Dr Dorothy Joe [pictured below, right] reflects on why more neurologists should consider a specialist interest in neuro-oncology.
Dr Dorothy Joe has just taken up the first post–CCT fellowship in neuro–oncology for neurologists in the country. This new post was set up as part of King’s Health Partners Neurosciences’ drive to become a leading centre for education and training. Dorothy is working across King’s College Hospital NHS Foundation Trust and Guy’s and St Thomas’ NHS Foundation Trust. In this blog, she reflects on why more neurologists should consider a specialist interest in neuro-oncology.
What is a post-CCT fellowship?
Doctors are awarded a certificate of completion of training (CCT) when they finish their speciality training, which allows them to apply for a consultant post. Post–CCT fellowships are aimed at trainees who want to take their training further and develop advanced expertise in a subspecialty. King’s Health Partners is a great place to offer these fellowships because of the large number of regional units.
Unlike many neurology trainees, I was lucky to have had a taster experience in neuro–oncology as a junior trainee at the National Hospital for Neurology and Neurosurgery, University College London Hospitals NHS Foundation Trust. During the latter half of my specialist training, I undertook extended rotations in neuro-oncology at King’s College Hospital NHS Foundation Trust, as well as the neurofibromatosis unit at Guy’s Hospital. I was actively involved as part of the multidisciplinary team, which I enjoyed greatly.
What were your first steps in neuro-oncology?

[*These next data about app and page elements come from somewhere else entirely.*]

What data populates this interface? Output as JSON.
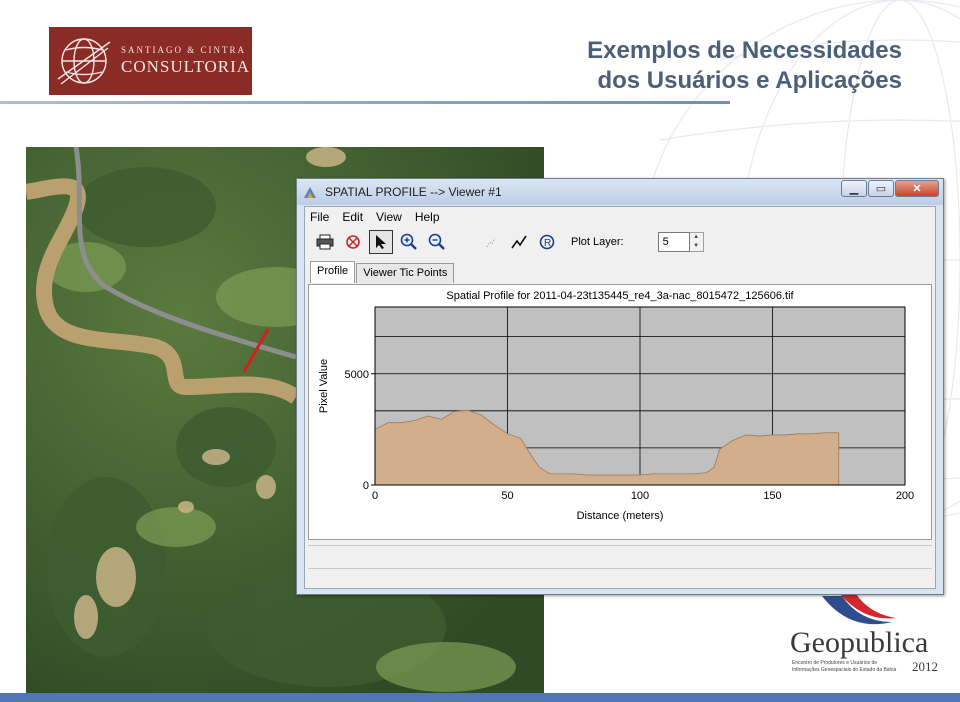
{
  "slide": {
    "title_line1": "Exemplos de Necessidades",
    "title_line2": "dos Usuários e Aplicações"
  },
  "logo": {
    "small_text": "SANTIAGO & CINTRA",
    "big_text": "CONSULTORIA"
  },
  "footer_logo": {
    "name": "Geopublica",
    "subtitle_line1": "Encontro de Produtores e Usuários de",
    "subtitle_line2": "Informações Geoespaciais do Estado da Bahia",
    "year": "2012"
  },
  "window": {
    "title": "SPATIAL PROFILE --> Viewer #1",
    "menu": [
      "File",
      "Edit",
      "View",
      "Help"
    ],
    "plot_layer_label": "Plot Layer:",
    "plot_layer_value": "5",
    "tabs": [
      "Profile",
      "Viewer Tic Points"
    ],
    "toolbar_icons": [
      "print-icon",
      "clear-icon",
      "select-arrow-icon",
      "zoom-in-icon",
      "zoom-out-icon",
      "point-icon",
      "polyline-icon",
      "refresh-icon"
    ]
  },
  "colors": {
    "plot_background": "#c0c0c0",
    "profile_fill": "#d2ae8c",
    "title_color": "#4a5f78",
    "logo_bg": "#8b2b26"
  },
  "chart_data": {
    "type": "area",
    "title": "Spatial Profile for 2011-04-23t135445_re4_3a-nac_8015472_125606.tif",
    "xlabel": "Distance (meters)",
    "ylabel": "Pixel Value",
    "xlim": [
      0,
      200
    ],
    "ylim": [
      0,
      8000
    ],
    "xticks": [
      0,
      50,
      100,
      150,
      200
    ],
    "yticks": [
      0,
      5000
    ],
    "grid": true,
    "series": [
      {
        "x": [
          0,
          5,
          10,
          15,
          20,
          25,
          30,
          35,
          40,
          45,
          50,
          55,
          58,
          62,
          66,
          70,
          75,
          80,
          85,
          90,
          95,
          100,
          105,
          110,
          115,
          120,
          125,
          128,
          130,
          135,
          140,
          145,
          150,
          155,
          160,
          165,
          170,
          175
        ],
        "y": [
          2500,
          2800,
          2800,
          2900,
          3100,
          2950,
          3300,
          3350,
          3150,
          2700,
          2300,
          2100,
          1500,
          800,
          500,
          500,
          500,
          450,
          450,
          450,
          450,
          450,
          500,
          500,
          500,
          500,
          550,
          800,
          1600,
          2000,
          2250,
          2200,
          2250,
          2250,
          2300,
          2300,
          2350,
          2350
        ]
      }
    ]
  }
}
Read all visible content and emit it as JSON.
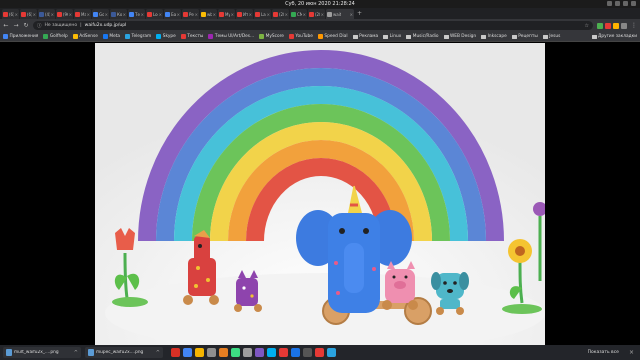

My first step in developing a specialist interest in neuro-oncology was to audit the management of patients with glioma mimics. Glioma mimics are neurological conditions that present with the symptoms and radiological findings resembling a brain tumour. Making the correct diagnosis quickly is vital and can be lifesaving because it enables the right management to be started. I presented my findings with recommendations at the Association of British Neurologists and at the British Neuro-oncology Society in 2019. The audit made me realise that neurologists have much to offer to oncology patients.
What do you want to achieve during your post-CCT fellowship?
As a post–CCT fellow in neuro–oncology, I have three main goals:
- to improve the overall experience of our brain tumour patients by working closely with neurosurgeons and oncologists in the neuro-oncology multidisciplinary team.
- to build clinical experience in managing patients who develop neurological complications as a result of new immunotherapies, such as the Chimeric Antigen Receptor T–cells (CAR–T) treatment for haematological cancers. There is a possibility that CAR-T immunotherapy can be extended to solid tumours, such as gliomas. I would like to be part of this work.
- to foster better clinical training of neurologists in neuro–oncology.
What advice would you have for someone applying for a post-CCT fellowship?
I would start by speaking to the supervising consultant in the subspecialty. This fellowship was set up by Dr Gerald Finnerty (email@example.com), who is the lead for education and training at King’s Health Partners Neurosciences. So, I started by speaking with him. I also contacted Dr Katia Cikurel, consultant neurologist at King’s College Hospital NHS Foundation Trust, who previously supervised me as a registrar. In addition, I would suggest reaching out to the other specialities that you will be working with.
What do you value most about being part of King’s Health Partners?
King’s Health Partners is one of the few places in the country that can offer excellent opportunities for post-CCT training combined with high-level research. A post-CCT fellowship is an intense year, giving me time to become fully integrated into clinical and research teams. This, in turn, allows me to gain a deeper understanding of how the multidisciplinary team works and develop research interests.
At King’s Health Partners Neurosciences we deliver outstanding research and education, and drive excellence in care and equity for patients with neurological conditions.